Artists frequently use natural materials found in the environment, such as rocks, wood, leaves, sand, or water

Artists who create minimalist environmental art often employ natural materials that are readily available in the environment where they are working. These materials are chosen for their organic qualities, their connection to the landscape, and their ability to enhance the artwork’s relationship with nature. Here are some examples of the types of natural materials frequently used in minimalist environmental art:

Rocks and Stones: Stones of various sizes and shapes are commonly used in minimalist environmental art. They can be arranged to create patterns, structures, or pathways within the landscape.

Wood: Natural wood elements, such as branches, logs, and driftwood, are used to construct sculptures, installations, or as components in larger artworks.

Leaves and Plant Material: Leaves, twigs, branches, and other plant materials are often incorporated into environmental art. They may be used to create temporary patterns or arrangements on the ground.

Sand and Soil: Sand and soil can be sculpted, shaped, or arranged to form patterns, mounds, or earthworks. These materials are often used for their malleability and the way they interact with natural forces.

Water: Water is sometimes used as a natural element in environmental art. Artists may create temporary water-based installations, such as patterns drawn in sand that are later washed away by the tide.

Ice and Snow: In cold climates, ice and snow can be used to create temporary sculptures and installations. The transient nature of these materials adds to the art’s ephemeral quality.

Found Objects: Artists may gather found objects from the natural environment, such as driftwood, shells, or stones, and use them as integral components of their artworks.

Natural Pigments: Some artists extract pigments from natural materials like rocks, minerals, or plant matter to create artworks with natural colors.

Native Plants: Indigenous or native plants can be used to create living installations or gardens that are designed to thrive within the local ecosystem.

Earth and Clay: In earthworks and land art, artists may excavate or shape the land itself, using earth and clay as sculptural materials.

Seashells: Seashells, whether found on the shore or gathered from the sea, can be used to create intricate patterns or designs on the beach or in coastal environments.

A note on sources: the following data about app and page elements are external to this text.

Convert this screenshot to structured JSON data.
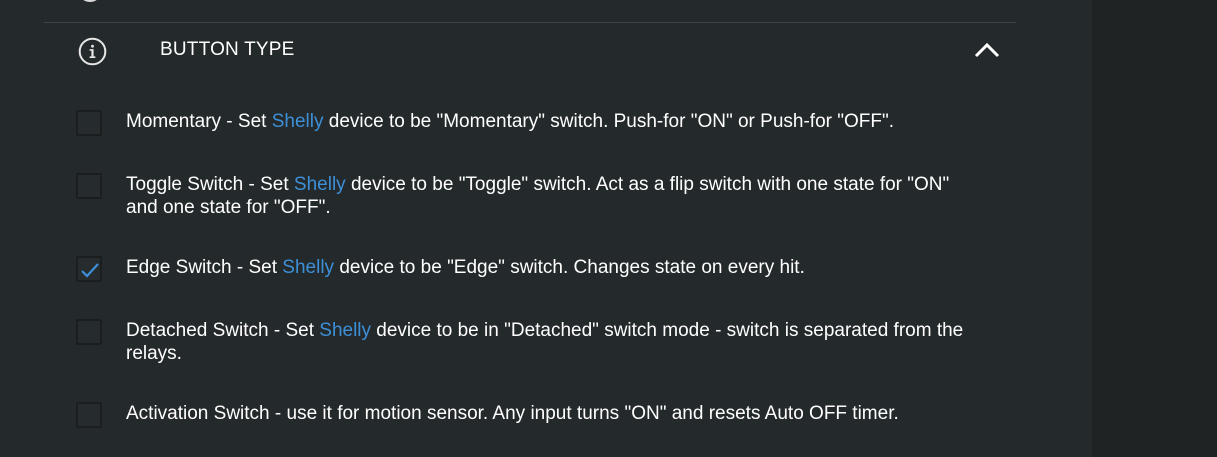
{
  "section": {
    "title": "BUTTON TYPE"
  },
  "colors": {
    "background": "#24292b",
    "brand_link": "#3d8fd8",
    "check": "#3d8fd8"
  },
  "options": [
    {
      "checked": false,
      "label_pre": "Momentary - Set ",
      "brand": "Shelly",
      "label_post": " device to be \"Momentary\" switch. Push-for \"ON\" or Push-for \"OFF\"."
    },
    {
      "checked": false,
      "label_pre": "Toggle Switch - Set ",
      "brand": "Shelly",
      "label_post": " device to be \"Toggle\" switch. Act as a flip switch with one state for \"ON\" and one state for \"OFF\"."
    },
    {
      "checked": true,
      "label_pre": "Edge Switch - Set ",
      "brand": "Shelly",
      "label_post": " device to be \"Edge\" switch. Changes state on every hit."
    },
    {
      "checked": false,
      "label_pre": "Detached Switch - Set ",
      "brand": "Shelly",
      "label_post": " device to be in \"Detached\" switch mode - switch is separated from the relays."
    },
    {
      "checked": false,
      "label_pre": "Activation Switch - use it for motion sensor. Any input turns \"ON\" and resets Auto OFF timer.",
      "brand": "",
      "label_post": ""
    }
  ]
}
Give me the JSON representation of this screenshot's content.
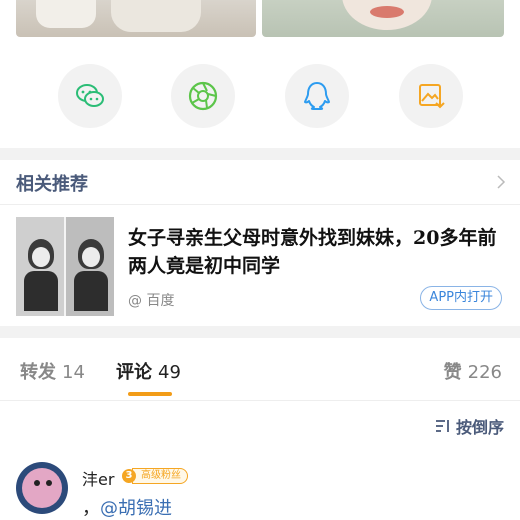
{
  "share": {
    "items": [
      {
        "icon": "wechat-icon",
        "color": "#2bbd76"
      },
      {
        "icon": "moments-icon",
        "color": "#5cc54a"
      },
      {
        "icon": "qq-icon",
        "color": "#2d9cf0"
      },
      {
        "icon": "save-image-icon",
        "color": "#f5a623"
      }
    ]
  },
  "related": {
    "title": "相关推荐",
    "card": {
      "headline": "女子寻亲生父母时意外找到妹妹，20多年前两人竟是初中同学",
      "source": "@ 百度",
      "app_button": "APP内打开"
    }
  },
  "tabs": {
    "repost": {
      "label": "转发",
      "count": "14"
    },
    "comment": {
      "label": "评论",
      "count": "49"
    },
    "like": {
      "label": "赞",
      "count": "226"
    }
  },
  "sort": {
    "label": "按倒序"
  },
  "comment": {
    "user": "沣er",
    "fan_level": "3",
    "fan_badge": "高级粉丝",
    "prefix": "，",
    "mention": "@胡锡进"
  },
  "colors": {
    "accent_orange": "#f29c18",
    "link_blue": "#3b6fb3",
    "header_text": "#4a5a7a"
  }
}
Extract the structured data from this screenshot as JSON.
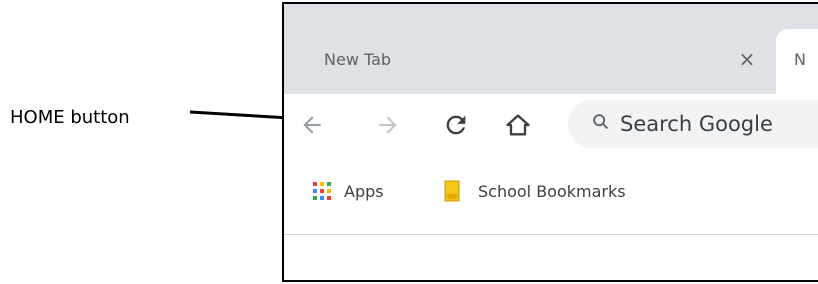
{
  "callout": {
    "label": "HOME button"
  },
  "tabs": [
    {
      "title": "New Tab",
      "active": false
    },
    {
      "title": "N",
      "active": true
    }
  ],
  "tab_close_symbol": "×",
  "toolbar": {
    "icons": [
      "back-arrow-icon",
      "forward-arrow-icon",
      "reload-icon",
      "home-icon"
    ],
    "omnibox_placeholder": "Search Google"
  },
  "bookmarks": [
    {
      "label": "Apps",
      "icon": "apps-grid-icon"
    },
    {
      "label": "School Bookmarks",
      "icon": "folder-icon"
    }
  ],
  "colors": {
    "tabstrip_bg": "#dee1e6",
    "omnibox_bg": "#f1f3f4",
    "icon_dark": "#3c4043",
    "icon_disabled": "#9aa0a6",
    "folder": "#f5c518"
  }
}
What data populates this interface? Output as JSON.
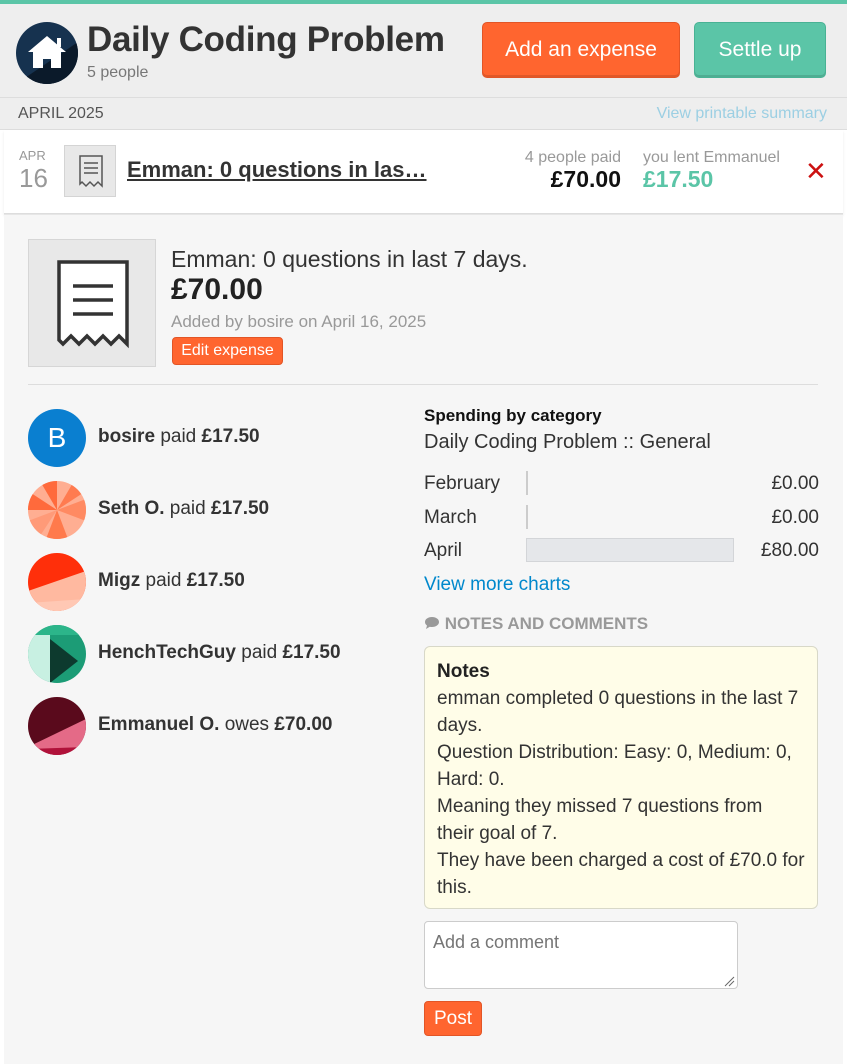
{
  "group": {
    "title": "Daily Coding Problem",
    "members": "5 people",
    "add_expense_label": "Add an expense",
    "settle_up_label": "Settle up"
  },
  "month_bar": {
    "month": "APRIL 2025",
    "printable_link": "View printable summary"
  },
  "expense_row": {
    "month": "APR",
    "day": "16",
    "title": "Emman: 0 questions in las…",
    "paid_label": "4 people paid",
    "paid_amount": "£70.00",
    "lent_label": "you lent Emmanuel",
    "lent_amount": "£17.50",
    "delete_glyph": "✕"
  },
  "details": {
    "title": "Emman: 0 questions in last 7 days.",
    "amount": "£70.00",
    "added_by": "Added by bosire on April 16, 2025",
    "edit_label": "Edit expense",
    "people": [
      {
        "name": "bosire",
        "action": "paid",
        "amount": "£17.50",
        "avatar_letter": "B"
      },
      {
        "name": "Seth O.",
        "action": "paid",
        "amount": "£17.50"
      },
      {
        "name": "Migz",
        "action": "paid",
        "amount": "£17.50"
      },
      {
        "name": "HenchTechGuy",
        "action": "paid",
        "amount": "£17.50"
      },
      {
        "name": "Emmanuel O.",
        "action": "owes",
        "amount": "£70.00"
      }
    ]
  },
  "category": {
    "heading": "Spending by category",
    "name": "Daily Coding Problem :: General",
    "more_charts": "View more charts"
  },
  "chart_data": {
    "type": "bar",
    "categories": [
      "February",
      "March",
      "April"
    ],
    "values": [
      0.0,
      0.0,
      80.0
    ],
    "value_labels": [
      "£0.00",
      "£0.00",
      "£80.00"
    ],
    "orientation": "horizontal"
  },
  "notes": {
    "heading": "NOTES AND COMMENTS",
    "title": "Notes",
    "lines": [
      "emman completed 0 questions in the last 7",
      "days.",
      "Question Distribution: Easy: 0, Medium: 0,",
      "Hard: 0.",
      "Meaning they missed 7 questions from",
      "their goal of 7.",
      "They have been charged a cost of £70.0 for",
      "this."
    ]
  },
  "comment": {
    "placeholder": "Add a comment",
    "post_label": "Post"
  },
  "colors": {
    "brand_green": "#5bc5a7",
    "brand_orange": "#ff652f",
    "link_blue": "#0088cc",
    "delete_red": "#cc1111"
  },
  "icons": [
    "home-icon",
    "receipt-icon",
    "close-icon",
    "comment-icon"
  ]
}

The choice of natural materials is an important aspect of minimalist environmental art, as it reflects the artist’s connection to the environment and their intention to create works that harmonize with the natural world. These materials often undergo minimal manipulation, allowing their inherent textures, colors, and qualities to contribute to the overall aesthetic and meaning of the artwork. Additionally, the use of natural materials reinforces the idea of impermanence, as many of these materials are subject to the forces of time and nature, adding to the transient nature of the art.